* _What you will do_:
Check every line of the material below, and show those that contain "this".

* _Listed records_:

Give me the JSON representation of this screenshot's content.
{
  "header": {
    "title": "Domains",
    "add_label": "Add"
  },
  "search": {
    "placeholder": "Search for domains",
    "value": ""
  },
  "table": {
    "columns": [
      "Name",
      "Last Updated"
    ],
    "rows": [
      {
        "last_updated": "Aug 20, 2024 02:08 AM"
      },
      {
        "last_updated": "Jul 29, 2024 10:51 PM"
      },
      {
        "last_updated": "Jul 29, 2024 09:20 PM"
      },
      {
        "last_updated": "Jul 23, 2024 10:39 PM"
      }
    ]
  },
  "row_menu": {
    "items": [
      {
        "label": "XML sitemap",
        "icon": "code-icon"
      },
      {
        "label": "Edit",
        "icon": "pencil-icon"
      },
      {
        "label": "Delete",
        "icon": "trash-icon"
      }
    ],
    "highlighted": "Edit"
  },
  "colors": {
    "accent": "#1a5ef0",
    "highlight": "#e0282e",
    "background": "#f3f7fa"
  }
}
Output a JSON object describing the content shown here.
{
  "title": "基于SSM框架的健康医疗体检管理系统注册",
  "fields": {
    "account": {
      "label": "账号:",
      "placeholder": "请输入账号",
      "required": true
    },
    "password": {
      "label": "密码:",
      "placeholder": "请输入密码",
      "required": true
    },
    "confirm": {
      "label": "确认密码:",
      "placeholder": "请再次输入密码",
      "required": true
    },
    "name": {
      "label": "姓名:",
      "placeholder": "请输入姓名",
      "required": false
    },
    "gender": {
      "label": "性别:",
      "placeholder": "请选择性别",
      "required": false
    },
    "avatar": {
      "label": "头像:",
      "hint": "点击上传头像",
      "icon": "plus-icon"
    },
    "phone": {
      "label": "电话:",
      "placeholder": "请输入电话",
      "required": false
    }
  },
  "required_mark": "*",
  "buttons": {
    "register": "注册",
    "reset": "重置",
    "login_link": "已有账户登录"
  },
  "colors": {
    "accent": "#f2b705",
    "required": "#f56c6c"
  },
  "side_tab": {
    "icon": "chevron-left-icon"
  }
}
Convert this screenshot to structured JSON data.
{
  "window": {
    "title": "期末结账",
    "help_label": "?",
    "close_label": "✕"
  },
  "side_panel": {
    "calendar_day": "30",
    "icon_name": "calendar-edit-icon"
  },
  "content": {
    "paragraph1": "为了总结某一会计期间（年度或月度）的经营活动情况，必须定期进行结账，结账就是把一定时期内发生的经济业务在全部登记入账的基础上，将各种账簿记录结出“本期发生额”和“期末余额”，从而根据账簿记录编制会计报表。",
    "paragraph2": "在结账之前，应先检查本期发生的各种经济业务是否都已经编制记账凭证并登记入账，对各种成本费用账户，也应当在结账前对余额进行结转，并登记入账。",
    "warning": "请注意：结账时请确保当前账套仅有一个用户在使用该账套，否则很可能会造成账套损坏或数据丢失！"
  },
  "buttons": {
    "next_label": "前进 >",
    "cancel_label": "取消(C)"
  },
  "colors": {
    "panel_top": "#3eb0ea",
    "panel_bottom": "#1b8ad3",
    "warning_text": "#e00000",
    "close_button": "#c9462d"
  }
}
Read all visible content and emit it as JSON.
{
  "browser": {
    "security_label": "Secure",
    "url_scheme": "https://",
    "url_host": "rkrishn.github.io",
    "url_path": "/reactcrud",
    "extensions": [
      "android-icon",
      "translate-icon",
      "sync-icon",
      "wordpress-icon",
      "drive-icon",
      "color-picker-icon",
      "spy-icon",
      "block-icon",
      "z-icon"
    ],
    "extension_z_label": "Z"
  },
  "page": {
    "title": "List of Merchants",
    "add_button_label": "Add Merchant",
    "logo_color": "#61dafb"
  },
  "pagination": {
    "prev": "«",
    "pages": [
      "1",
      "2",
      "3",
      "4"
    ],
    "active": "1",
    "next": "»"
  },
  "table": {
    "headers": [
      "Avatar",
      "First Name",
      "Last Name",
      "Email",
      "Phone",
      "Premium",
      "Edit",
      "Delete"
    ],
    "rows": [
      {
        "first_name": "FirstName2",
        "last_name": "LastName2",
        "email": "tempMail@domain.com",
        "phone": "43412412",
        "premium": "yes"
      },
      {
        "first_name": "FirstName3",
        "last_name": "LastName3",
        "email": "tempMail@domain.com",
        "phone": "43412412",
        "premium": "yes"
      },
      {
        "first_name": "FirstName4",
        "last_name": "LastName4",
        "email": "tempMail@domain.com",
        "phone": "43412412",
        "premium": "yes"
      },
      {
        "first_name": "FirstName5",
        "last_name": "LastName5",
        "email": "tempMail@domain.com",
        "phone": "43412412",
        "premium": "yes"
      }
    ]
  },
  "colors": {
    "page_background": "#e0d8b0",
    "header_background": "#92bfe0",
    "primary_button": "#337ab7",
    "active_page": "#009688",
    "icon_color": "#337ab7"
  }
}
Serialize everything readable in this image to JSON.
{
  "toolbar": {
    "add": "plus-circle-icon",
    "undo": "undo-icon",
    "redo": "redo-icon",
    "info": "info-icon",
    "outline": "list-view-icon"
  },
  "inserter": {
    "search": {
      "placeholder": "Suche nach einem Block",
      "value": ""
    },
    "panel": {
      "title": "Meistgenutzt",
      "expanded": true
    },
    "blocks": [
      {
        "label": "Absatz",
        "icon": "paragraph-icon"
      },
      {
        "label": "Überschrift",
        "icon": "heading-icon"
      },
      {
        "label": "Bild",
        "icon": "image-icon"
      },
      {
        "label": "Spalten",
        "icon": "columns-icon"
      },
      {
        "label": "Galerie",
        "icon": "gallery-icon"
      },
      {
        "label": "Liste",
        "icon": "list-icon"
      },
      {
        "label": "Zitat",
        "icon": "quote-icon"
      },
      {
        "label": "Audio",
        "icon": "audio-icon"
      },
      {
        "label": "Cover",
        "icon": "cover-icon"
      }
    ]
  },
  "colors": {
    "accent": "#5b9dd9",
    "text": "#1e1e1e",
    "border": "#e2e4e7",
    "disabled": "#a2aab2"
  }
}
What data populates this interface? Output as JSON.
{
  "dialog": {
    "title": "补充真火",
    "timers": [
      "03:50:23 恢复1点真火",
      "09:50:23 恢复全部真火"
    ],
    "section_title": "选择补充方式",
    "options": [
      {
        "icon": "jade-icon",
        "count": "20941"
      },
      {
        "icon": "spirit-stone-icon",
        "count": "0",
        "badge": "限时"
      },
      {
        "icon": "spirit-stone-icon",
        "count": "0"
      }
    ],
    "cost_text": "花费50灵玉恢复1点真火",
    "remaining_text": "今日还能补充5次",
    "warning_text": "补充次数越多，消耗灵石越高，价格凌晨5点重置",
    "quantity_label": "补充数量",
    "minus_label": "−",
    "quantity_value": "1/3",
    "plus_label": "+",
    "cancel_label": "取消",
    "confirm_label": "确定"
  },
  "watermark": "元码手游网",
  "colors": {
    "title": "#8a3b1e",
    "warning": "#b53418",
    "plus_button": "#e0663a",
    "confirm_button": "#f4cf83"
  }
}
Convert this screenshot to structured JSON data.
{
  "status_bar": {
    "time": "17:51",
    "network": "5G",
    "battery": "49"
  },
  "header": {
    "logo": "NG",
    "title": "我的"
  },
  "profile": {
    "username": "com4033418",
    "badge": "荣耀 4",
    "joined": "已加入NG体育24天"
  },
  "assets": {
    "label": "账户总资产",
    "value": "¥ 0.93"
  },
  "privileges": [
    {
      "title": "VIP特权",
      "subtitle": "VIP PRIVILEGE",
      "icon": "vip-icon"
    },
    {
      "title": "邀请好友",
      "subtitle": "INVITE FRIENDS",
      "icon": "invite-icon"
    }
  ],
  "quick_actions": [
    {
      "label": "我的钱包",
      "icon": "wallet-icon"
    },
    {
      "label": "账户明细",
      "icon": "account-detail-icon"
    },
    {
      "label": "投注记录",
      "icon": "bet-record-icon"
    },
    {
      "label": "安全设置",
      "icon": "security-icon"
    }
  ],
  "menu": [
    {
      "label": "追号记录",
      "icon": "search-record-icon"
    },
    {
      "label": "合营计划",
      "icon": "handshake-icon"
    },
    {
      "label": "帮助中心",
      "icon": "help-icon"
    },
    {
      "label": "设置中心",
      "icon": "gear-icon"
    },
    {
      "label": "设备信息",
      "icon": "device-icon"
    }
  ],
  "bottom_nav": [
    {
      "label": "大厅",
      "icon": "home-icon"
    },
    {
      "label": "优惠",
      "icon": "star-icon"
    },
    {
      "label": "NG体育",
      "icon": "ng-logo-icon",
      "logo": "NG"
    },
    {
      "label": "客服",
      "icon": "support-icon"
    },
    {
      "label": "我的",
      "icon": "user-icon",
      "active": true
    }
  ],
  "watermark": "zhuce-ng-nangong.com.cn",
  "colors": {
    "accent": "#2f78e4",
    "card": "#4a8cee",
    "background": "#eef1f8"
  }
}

* _Problem solution_:
Give me the JSON representation of this screenshot's content.
Convert this screenshot to structured JSON data.
Serialize everything readable in this image to JSON.
What data populates this interface? Output as JSON.
Convert this screenshot to structured JSON data.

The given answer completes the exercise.